Rice is always the primary element of the meal, usually white but sometimes brown. To compliment the rice they serve it with a sort of soup, which we pour over the rice (I have absolutely no idea what the soup consists of; and the color, texture, and taste vary). They serve a generous portion of curry next to the rice, and the type of curry varies from day to day. So far I have tasted potato, cauliflower, and spinach curries. They also serve a dash of pickled fruit, usually lemon and lime. Pickled fruit is SPICY. So is the “surprise” habanero pepper hidden in the curry if you don’t look closely. There have been multiple occasions where I have broken into tears at the dinner table because of the spiciness! I do not handle spice well, but I am learning to love it ☺. We drink water or a sort of Nepali homemade tea with our meals. If you have not noticed, there has been an absence of meat in my descriptions; they are vegetarian. For snacks/appetizers they graze upon fresh fruit.
I recently came across a VERY interesting item they keep in their refrigerator: cow urine. I know what you’re thinking, but let’s look at this from a relativistic perspective: we might perceive the consumption of cow urine to be barbaric, but they also perceive the consumption of meat to be barbaric. It is hard for us to shake our innate biased opinions that have been shaped by our culture, however I am not asking you to drink cow urine, I am only asking you to accept the fact that this is a great illustration of the differences between cultures. If we were narrow-minded and ethnocentric, we might dismiss them as uncivilized and barbaric. Such assumptions and accusations are pervasive throughout the history of humanity and have resulted in racism, discrimination, war, and genocide, to name a few. And for the record, they were laughing as they showed me the bottle when I first found out—they are aware that it is considered “odd.” They made a point to explain that it is an instrument of their culture that they use for special occasions to mix in their milk and tea. They have never put it in anything I have consumed (I hope!!!) It might also make sense to be reminded that the cow is their god in their Hindu religion. They worship it.

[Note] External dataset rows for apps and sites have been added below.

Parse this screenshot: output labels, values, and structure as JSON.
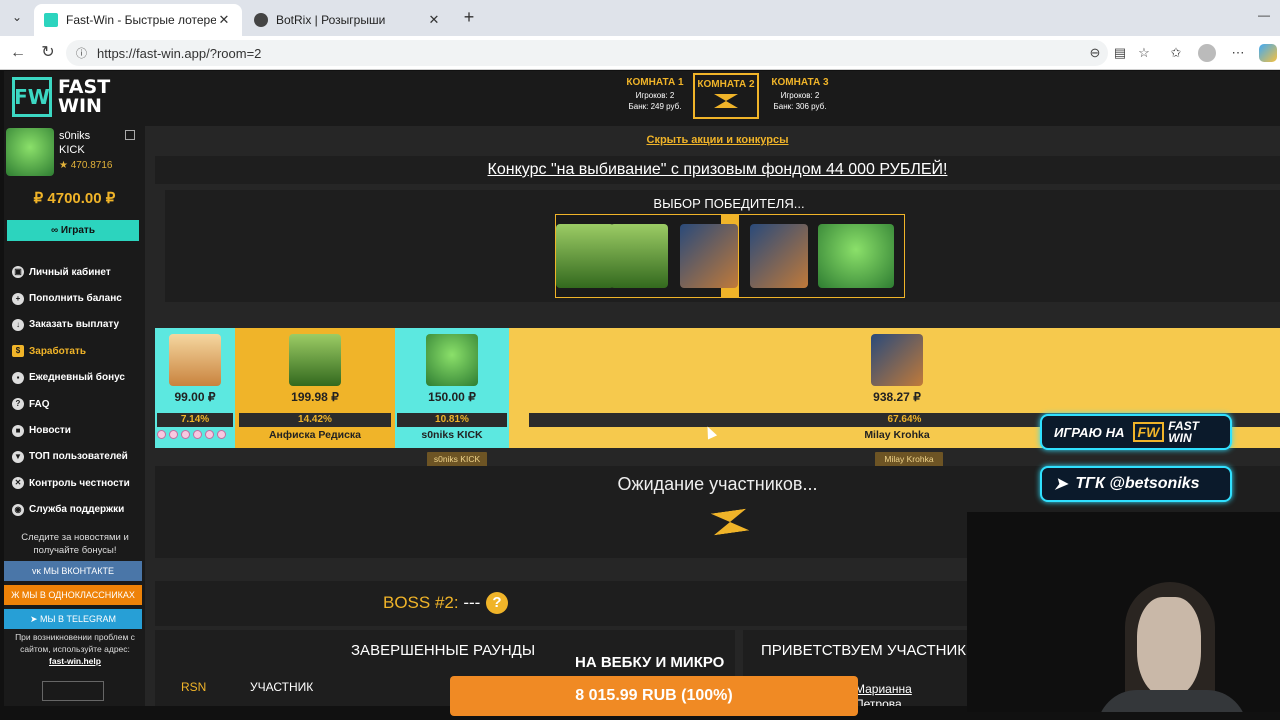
{
  "browser": {
    "tabs": [
      {
        "label": "Fast-Win - Быстрые лотереи! Ком",
        "close": "✕"
      },
      {
        "label": "BotRix | Розыгрыши",
        "close": "✕"
      }
    ],
    "new_tab": "+",
    "url": "https://fast-win.app/?room=2",
    "icons": [
      "tab-list-icon",
      "back-icon",
      "reload-icon",
      "site-info-icon",
      "zoom-icon",
      "reader-icon",
      "favorite-icon",
      "favorites-list-icon",
      "profile-icon",
      "more-icon",
      "copilot-icon"
    ]
  },
  "sidebar": {
    "logo_mark": "FW",
    "logo_line1": "FAST",
    "logo_line2": "WIN",
    "user_name": "s0niks",
    "user_sub": "KICK",
    "rating": "★ 470.8716",
    "balance": "₽ 4700.00 ₽",
    "play_label": "∞ Играть",
    "menu": [
      {
        "label": "Личный кабинет",
        "icon": "wallet-icon",
        "glyph": "▣"
      },
      {
        "label": "Пополнить баланс",
        "icon": "deposit-icon",
        "glyph": "+"
      },
      {
        "label": "Заказать выплату",
        "icon": "withdraw-icon",
        "glyph": "↓"
      },
      {
        "label": "Заработать",
        "icon": "earn-icon",
        "glyph": "$"
      },
      {
        "label": "Ежедневный бонус",
        "icon": "gift-icon",
        "glyph": "▪"
      },
      {
        "label": "FAQ",
        "icon": "question-icon",
        "glyph": "?"
      },
      {
        "label": "Новости",
        "icon": "bookmark-icon",
        "glyph": "■"
      },
      {
        "label": "ТОП пользователей",
        "icon": "trophy-icon",
        "glyph": "▼"
      },
      {
        "label": "Контроль честности",
        "icon": "shuffle-icon",
        "glyph": "✕"
      },
      {
        "label": "Служба поддержки",
        "icon": "support-icon",
        "glyph": "◉"
      }
    ],
    "news_note": "Следите за новостями и получайте бонусы!",
    "social": [
      {
        "label": "ᴠᴋ МЫ ВКОНТАКТЕ",
        "color": "#4a76a8"
      },
      {
        "label": "Ж МЫ В ОДНОКЛАССНИКАХ",
        "color": "#ee8208"
      },
      {
        "label": "➤ МЫ В TELEGRAM",
        "color": "#279fd6"
      }
    ],
    "help_note": "При возникновении проблем с сайтом, используйте адрес:",
    "help_link": "fast-win.help"
  },
  "rooms": [
    {
      "title": "КОМНАТА 1",
      "players": "Игроков: 2",
      "bank": "Банк: 249 руб.",
      "active": false
    },
    {
      "title": "КОМНАТА 2",
      "active": true
    },
    {
      "title": "КОМНАТА 3",
      "players": "Игроков: 2",
      "bank": "Банк: 306 руб.",
      "active": false
    }
  ],
  "promo_toggle": "Скрыть акции и конкурсы",
  "contest_text": "Конкурс \"на выбивание\" с призовым фондом 44 000 РУБЛЕЙ!",
  "winner_title": "ВЫБОР ПОБЕДИТЕЛЯ...",
  "players": [
    {
      "amount": "99.00 ₽",
      "percent": "7.14%",
      "share": 0.0714,
      "name": "",
      "bg": "#5ce8e0"
    },
    {
      "amount": "199.98 ₽",
      "percent": "14.42%",
      "share": 0.1442,
      "name": "Анфиска Редиска",
      "bg": "#f0b429"
    },
    {
      "amount": "150.00 ₽",
      "percent": "10.81%",
      "share": 0.1081,
      "name": "s0niks KICK",
      "bg": "#5ce8e0",
      "tag": "s0niks KICK"
    },
    {
      "amount": "938.27 ₽",
      "percent": "67.64%",
      "share": 0.6764,
      "name": "Milay Krohka",
      "bg": "#f6c94d",
      "tag": "Milay Krohka"
    }
  ],
  "waiting_text": "Ожидание участников...",
  "boss_label": "BOSS #2:",
  "boss_value": "---",
  "boss_help": "?",
  "rounds_title": "ЗАВЕРШЕННЫЕ РАУНДЫ",
  "rounds_cols": [
    "RSN",
    "УЧАСТНИК"
  ],
  "welcome_title": "ПРИВЕТСТВУЕМ УЧАСТНИК",
  "welcome_name_1": "Марианна",
  "welcome_name_2": "Петрова",
  "overlay": {
    "badge1_text": "ИГРАЮ НА",
    "badge1_mark": "FW",
    "badge1_line1": "FAST",
    "badge1_line2": "WIN",
    "badge2_text": "ТГК @betsoniks",
    "cam_caption": "НА ВЕБКУ И МИКРО",
    "bank_text": "8 015.99 RUB (100%)"
  }
}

I hope I didn’t tease your hunger by talking about warm, delicious rice and curry and then totally murder the notion of appetite by presenting you with a discussion on the cow urine they keep in the fridge. Haha! Namaste.